Generational Giving Differences: What’s It About?
How Can We Explain Generational Difference in Giving Behaviors?
There are a number of theories that attempt to explain generational differences in philanthropy and giving behaviors. Typically, they address the topic in a relatively basic manner, meaning that what they tend to focus on to the exclusion of all else is the dichotomous relationship between young and old, which is attributed to historical or experiential events. This post argues that there is more to the story than merely drawing conclusions based on these experiences.
What is the Effect of Unique Generational Experiences?
There are several useful takeaways from the Hartnett & Matan’s article, “Generational Differences in Philanthropic Giving,” which also focus on the young v. old dichotomy. The authors maintain that money matters most to older generations, but declines in importance with younger people (2014, p. 5). Similarly, they state that “older givers tend to be loyal to an organization, whereas younger givers are less consistent and more likely to be attached to stories, not a specific charity” (p. 6). But what I find most intriguing is their observation that donors respond to unique experiences of their generations. Quite right, research indicates that Baby Boomers, especially the older ones, are more affluent on account of their parents’ Depression-era savings and thriftiness. Furthermore, demographic shifts are creating a “gray wave” as the sheer number of older adults is on the rise (Pynes, 2013). As such, it appears on its face that Baby Boomers and older adults would be good targets for charitable solicitations by nonprofits.
What Does Psychology Say?
There is more to the story as revealed in psychological theory. One prominent theory that applies is Erikson’s psychosocial development theory of Generativity (McLeod, 2021). According to Erikson, personality develops in a predetermined order through eight stages of psychosocial development, from infancy to adulthood. Persons experience a psychosocial crisis during each stage that could have a positive or negative outcome for personality development. These crises can either be resolved internally or prevent healthy stepwise development if a person is unable to resolve the crisis. “Generativity versus stagnation” is the seventh of eight stages of Erikson’s theory of psychosocial development.

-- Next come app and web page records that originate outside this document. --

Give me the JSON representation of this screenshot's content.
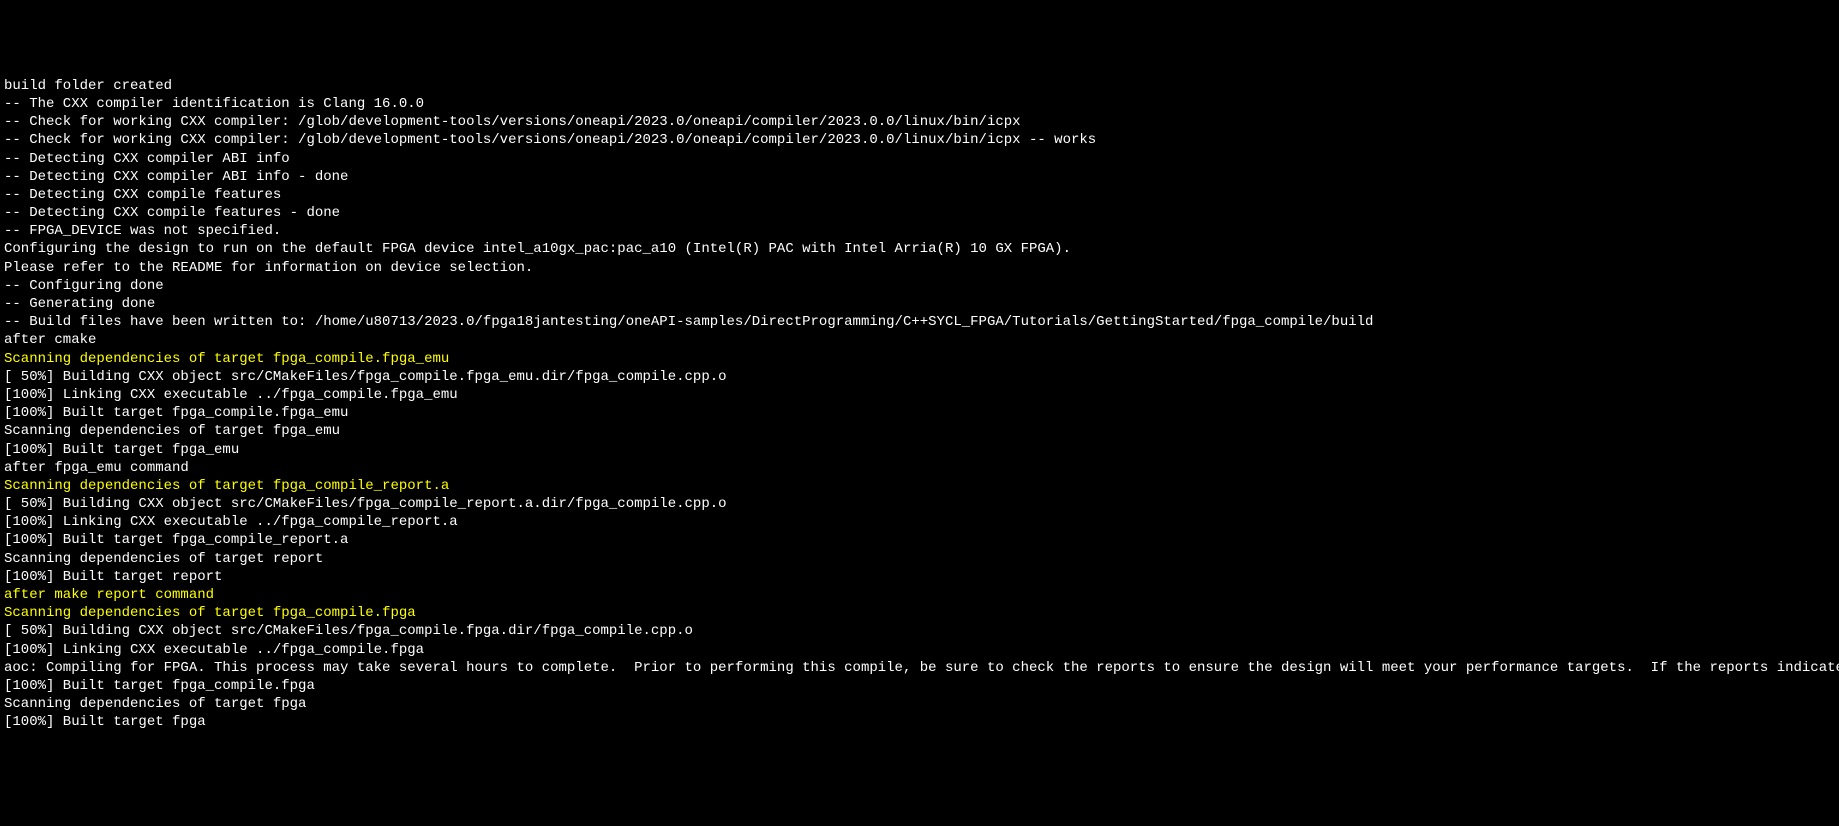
{
  "terminal": {
    "lines": [
      {
        "text": "build folder created",
        "color": "white"
      },
      {
        "text": "-- The CXX compiler identification is Clang 16.0.0",
        "color": "white"
      },
      {
        "text": "-- Check for working CXX compiler: /glob/development-tools/versions/oneapi/2023.0/oneapi/compiler/2023.0.0/linux/bin/icpx",
        "color": "white"
      },
      {
        "text": "-- Check for working CXX compiler: /glob/development-tools/versions/oneapi/2023.0/oneapi/compiler/2023.0.0/linux/bin/icpx -- works",
        "color": "white"
      },
      {
        "text": "-- Detecting CXX compiler ABI info",
        "color": "white"
      },
      {
        "text": "-- Detecting CXX compiler ABI info - done",
        "color": "white"
      },
      {
        "text": "-- Detecting CXX compile features",
        "color": "white"
      },
      {
        "text": "-- Detecting CXX compile features - done",
        "color": "white"
      },
      {
        "text": "-- FPGA_DEVICE was not specified.",
        "color": "white"
      },
      {
        "text": "Configuring the design to run on the default FPGA device intel_a10gx_pac:pac_a10 (Intel(R) PAC with Intel Arria(R) 10 GX FPGA).",
        "color": "white"
      },
      {
        "text": "Please refer to the README for information on device selection.",
        "color": "white"
      },
      {
        "text": "-- Configuring done",
        "color": "white"
      },
      {
        "text": "-- Generating done",
        "color": "white"
      },
      {
        "text": "-- Build files have been written to: /home/u80713/2023.0/fpga18jantesting/oneAPI-samples/DirectProgramming/C++SYCL_FPGA/Tutorials/GettingStarted/fpga_compile/build",
        "color": "white"
      },
      {
        "text": "after cmake",
        "color": "white"
      },
      {
        "text": "Scanning dependencies of target fpga_compile.fpga_emu",
        "color": "yellow"
      },
      {
        "text": "[ 50%] Building CXX object src/CMakeFiles/fpga_compile.fpga_emu.dir/fpga_compile.cpp.o",
        "color": "white"
      },
      {
        "text": "[100%] Linking CXX executable ../fpga_compile.fpga_emu",
        "color": "white"
      },
      {
        "text": "[100%] Built target fpga_compile.fpga_emu",
        "color": "white"
      },
      {
        "text": "Scanning dependencies of target fpga_emu",
        "color": "white"
      },
      {
        "text": "[100%] Built target fpga_emu",
        "color": "white"
      },
      {
        "text": "after fpga_emu command",
        "color": "white"
      },
      {
        "text": "Scanning dependencies of target fpga_compile_report.a",
        "color": "yellow"
      },
      {
        "text": "[ 50%] Building CXX object src/CMakeFiles/fpga_compile_report.a.dir/fpga_compile.cpp.o",
        "color": "white"
      },
      {
        "text": "[100%] Linking CXX executable ../fpga_compile_report.a",
        "color": "white"
      },
      {
        "text": "[100%] Built target fpga_compile_report.a",
        "color": "white"
      },
      {
        "text": "Scanning dependencies of target report",
        "color": "white"
      },
      {
        "text": "[100%] Built target report",
        "color": "white"
      },
      {
        "text": "after make report command",
        "color": "yellow"
      },
      {
        "text": "Scanning dependencies of target fpga_compile.fpga",
        "color": "yellow"
      },
      {
        "text": "[ 50%] Building CXX object src/CMakeFiles/fpga_compile.fpga.dir/fpga_compile.cpp.o",
        "color": "white"
      },
      {
        "text": "[100%] Linking CXX executable ../fpga_compile.fpga",
        "color": "white"
      },
      {
        "text": "aoc: Compiling for FPGA. This process may take several hours to complete.  Prior to performing this compile, be sure to check the reports to ensure the design will meet your performance targets.  If the reports indicate performance targets are not being met, code edits may be required.  Please refer to the oneAPI FPGA Optimization Guide for information on performance tuning applications for FPGAs.",
        "color": "white"
      },
      {
        "text": "[100%] Built target fpga_compile.fpga",
        "color": "white"
      },
      {
        "text": "Scanning dependencies of target fpga",
        "color": "white"
      },
      {
        "text": "[100%] Built target fpga",
        "color": "white"
      }
    ]
  }
}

This stage takes place during middle adulthood (ages 40 to 65 years). Erikson believed that through generativity we develop a sense of being a part of the bigger picture and are often impelled to “do good” and “make our mark” prior to nearing the end of our lives. The impetus is on creating a legacy of sorts— through volunteering, creating, and giving back— to leave behind for both ourselves and future generations.
What Really Matters?
Therefore, despite the fact that obvious generational differences in gift-giving behaviors may exist based on experiential factors, I argue that there is an internal locus of control that also plays a significant role. It behooves fundraisers and solicitors to understand both externalities (i.e., historical, or experiential events) and internal motivations, such as Erikson’s theory of Generativity.
And if we can help you better understand gift-giving behaviors, please contact us today.